EXERCISE PROMPT ▸ Which lines of the data contain the string "likes"? Copy every one.

Segment Start: EXTRACTED MATERIAL

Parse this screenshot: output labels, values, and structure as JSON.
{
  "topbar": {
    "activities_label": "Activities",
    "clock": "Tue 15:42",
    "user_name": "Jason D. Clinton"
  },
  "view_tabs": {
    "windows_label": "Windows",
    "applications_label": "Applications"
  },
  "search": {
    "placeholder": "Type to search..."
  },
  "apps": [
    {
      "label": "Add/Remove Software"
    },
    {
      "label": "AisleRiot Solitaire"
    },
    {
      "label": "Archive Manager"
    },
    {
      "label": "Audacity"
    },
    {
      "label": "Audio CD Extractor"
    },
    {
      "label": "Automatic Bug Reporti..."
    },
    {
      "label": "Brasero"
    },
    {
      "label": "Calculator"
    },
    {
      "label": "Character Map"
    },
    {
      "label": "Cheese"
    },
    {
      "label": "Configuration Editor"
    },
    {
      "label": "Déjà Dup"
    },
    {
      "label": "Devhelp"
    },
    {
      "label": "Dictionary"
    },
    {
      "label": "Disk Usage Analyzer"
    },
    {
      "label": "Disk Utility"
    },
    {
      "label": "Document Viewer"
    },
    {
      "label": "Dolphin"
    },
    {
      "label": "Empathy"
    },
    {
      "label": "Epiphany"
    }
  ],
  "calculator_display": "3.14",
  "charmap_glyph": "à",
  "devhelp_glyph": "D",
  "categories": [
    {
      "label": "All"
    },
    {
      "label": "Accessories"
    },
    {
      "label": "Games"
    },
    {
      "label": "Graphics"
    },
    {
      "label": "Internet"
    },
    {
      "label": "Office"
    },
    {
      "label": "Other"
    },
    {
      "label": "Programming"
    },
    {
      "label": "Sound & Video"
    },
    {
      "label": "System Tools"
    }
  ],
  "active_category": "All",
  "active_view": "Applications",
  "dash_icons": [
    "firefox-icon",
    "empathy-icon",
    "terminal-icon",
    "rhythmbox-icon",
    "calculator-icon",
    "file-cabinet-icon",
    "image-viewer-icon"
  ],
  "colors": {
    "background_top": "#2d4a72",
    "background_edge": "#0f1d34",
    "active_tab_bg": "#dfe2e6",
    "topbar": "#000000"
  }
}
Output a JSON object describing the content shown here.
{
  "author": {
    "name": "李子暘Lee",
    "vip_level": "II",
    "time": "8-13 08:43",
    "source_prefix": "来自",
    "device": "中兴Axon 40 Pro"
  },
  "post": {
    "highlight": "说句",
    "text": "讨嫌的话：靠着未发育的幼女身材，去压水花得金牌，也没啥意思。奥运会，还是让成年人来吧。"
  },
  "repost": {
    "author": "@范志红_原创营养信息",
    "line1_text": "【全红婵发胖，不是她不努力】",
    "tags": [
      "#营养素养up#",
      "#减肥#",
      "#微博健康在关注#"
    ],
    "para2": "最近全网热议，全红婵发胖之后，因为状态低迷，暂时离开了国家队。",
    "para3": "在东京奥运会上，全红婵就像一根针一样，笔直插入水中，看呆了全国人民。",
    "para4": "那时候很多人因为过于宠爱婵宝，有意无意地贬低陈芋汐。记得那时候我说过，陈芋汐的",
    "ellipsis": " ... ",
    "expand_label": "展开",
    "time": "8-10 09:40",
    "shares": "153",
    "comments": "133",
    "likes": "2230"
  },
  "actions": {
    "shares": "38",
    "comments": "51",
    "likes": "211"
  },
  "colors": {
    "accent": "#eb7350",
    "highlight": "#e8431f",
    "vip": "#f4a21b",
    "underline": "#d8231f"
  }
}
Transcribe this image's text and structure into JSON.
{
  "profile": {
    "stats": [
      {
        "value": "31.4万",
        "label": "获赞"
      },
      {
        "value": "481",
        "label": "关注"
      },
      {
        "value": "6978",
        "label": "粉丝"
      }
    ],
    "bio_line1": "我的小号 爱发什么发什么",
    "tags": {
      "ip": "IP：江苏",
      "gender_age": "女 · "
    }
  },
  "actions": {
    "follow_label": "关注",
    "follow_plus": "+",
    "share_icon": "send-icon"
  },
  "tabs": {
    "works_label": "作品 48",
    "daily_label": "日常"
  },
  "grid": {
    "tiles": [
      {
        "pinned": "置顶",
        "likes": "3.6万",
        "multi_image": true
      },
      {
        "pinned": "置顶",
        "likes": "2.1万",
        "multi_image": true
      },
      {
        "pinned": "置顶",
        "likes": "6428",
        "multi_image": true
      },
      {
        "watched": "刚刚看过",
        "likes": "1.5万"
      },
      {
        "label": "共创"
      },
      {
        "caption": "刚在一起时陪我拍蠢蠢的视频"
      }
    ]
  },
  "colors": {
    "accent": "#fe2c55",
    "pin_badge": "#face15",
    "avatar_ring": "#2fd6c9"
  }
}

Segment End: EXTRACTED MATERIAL

OUTPUT FOR THIS EXERCISE ▸
    "likes": "2230"
    "likes": "211"
        "likes": "3.6万",
        "likes": "2.1万",
        "likes": "6428",
        "likes": "1.5万"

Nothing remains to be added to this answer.